from Wiktionary, Creative Commons Attribution/Share-Alike License
- adv. In an equivalent manner; equally.
from the GNU version of the Collaborative International Dictionary of English
- adv. In an equal manner.
from The Century Dictionary and Cyclopedia
- In an equivalent manner.
- In a manner equal to the occasion; sufficiently; adequately.
Sorry, no etymologies found.
The Other in Being and Nothingness alienates or objectifies us (in this work Sartre seems to use these terms equivalently) and the third party is simply this Other writ large.
Particular decrees, containing simply an authentic interpretation of a universal law, are called equivalently universal.
Or, equivalently, that political change is impossible because … voters somehow by definition already have everything they want so “good luck convincing anyone”?
I bet they or something equivalently soft could be had in the US.

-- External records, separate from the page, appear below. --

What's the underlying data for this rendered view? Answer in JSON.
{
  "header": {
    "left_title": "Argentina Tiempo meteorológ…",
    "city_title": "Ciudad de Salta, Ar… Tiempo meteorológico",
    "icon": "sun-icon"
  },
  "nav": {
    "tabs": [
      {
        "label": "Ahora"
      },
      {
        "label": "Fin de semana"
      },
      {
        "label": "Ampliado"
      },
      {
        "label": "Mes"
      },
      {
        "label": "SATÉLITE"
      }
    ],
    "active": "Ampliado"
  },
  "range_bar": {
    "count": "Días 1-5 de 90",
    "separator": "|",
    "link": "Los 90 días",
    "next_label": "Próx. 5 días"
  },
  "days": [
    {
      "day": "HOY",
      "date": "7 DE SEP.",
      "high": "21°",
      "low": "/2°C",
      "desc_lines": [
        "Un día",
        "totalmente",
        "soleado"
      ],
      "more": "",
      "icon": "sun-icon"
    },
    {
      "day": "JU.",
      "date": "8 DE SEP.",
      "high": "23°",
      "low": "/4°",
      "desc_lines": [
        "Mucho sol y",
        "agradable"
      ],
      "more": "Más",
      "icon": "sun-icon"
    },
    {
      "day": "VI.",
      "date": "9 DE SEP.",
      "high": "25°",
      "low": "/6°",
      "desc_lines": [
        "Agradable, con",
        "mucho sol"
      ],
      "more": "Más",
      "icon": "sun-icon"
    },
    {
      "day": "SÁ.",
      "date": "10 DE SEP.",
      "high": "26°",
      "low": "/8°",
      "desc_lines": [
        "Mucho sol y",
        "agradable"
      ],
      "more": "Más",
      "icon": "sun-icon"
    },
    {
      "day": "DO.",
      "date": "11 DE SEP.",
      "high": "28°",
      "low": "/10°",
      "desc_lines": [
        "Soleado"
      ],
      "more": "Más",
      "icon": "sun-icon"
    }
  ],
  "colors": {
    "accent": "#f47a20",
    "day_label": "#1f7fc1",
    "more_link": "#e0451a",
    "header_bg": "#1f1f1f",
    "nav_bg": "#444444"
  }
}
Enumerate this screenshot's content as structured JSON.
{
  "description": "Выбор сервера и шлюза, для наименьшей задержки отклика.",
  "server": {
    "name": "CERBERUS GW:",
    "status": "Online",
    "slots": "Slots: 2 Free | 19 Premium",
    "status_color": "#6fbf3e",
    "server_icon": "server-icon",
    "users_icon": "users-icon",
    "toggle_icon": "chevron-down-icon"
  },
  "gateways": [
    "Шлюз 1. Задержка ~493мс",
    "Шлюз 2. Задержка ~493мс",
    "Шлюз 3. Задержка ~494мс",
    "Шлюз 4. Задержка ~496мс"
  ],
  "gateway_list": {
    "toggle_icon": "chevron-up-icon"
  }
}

Risk reversals – or the price difference between two equivalently out of the-money options – potentially provide an alternative market indicator of perceived risks in carry trades.
A trader buys a currency pair if he/she believes the base currency will go up relative to the quote currency, or equivalently that the corresponding exchange rate will go up.
A trader sells a currency pair if he/she believes the base currency will go down relative to the quote currency, or equivalently, that the quote currency will go up relative to the base currency.
Cook also argued that a per-gallon excise tax would mean that cheap liquor and expensive spirits are taxed equivalently, thus shifting the liquor tax burden onto less affluent residents who buy inexpensive booze.
Comparative advantage doesn't cook the dinner or stack the dishwasher of the female investment banker married to the equivalently high earning lawyer.
Others believe the time-value-of-money income should be taxed at the same rate as labor income, or equivalently that we should have an income tax.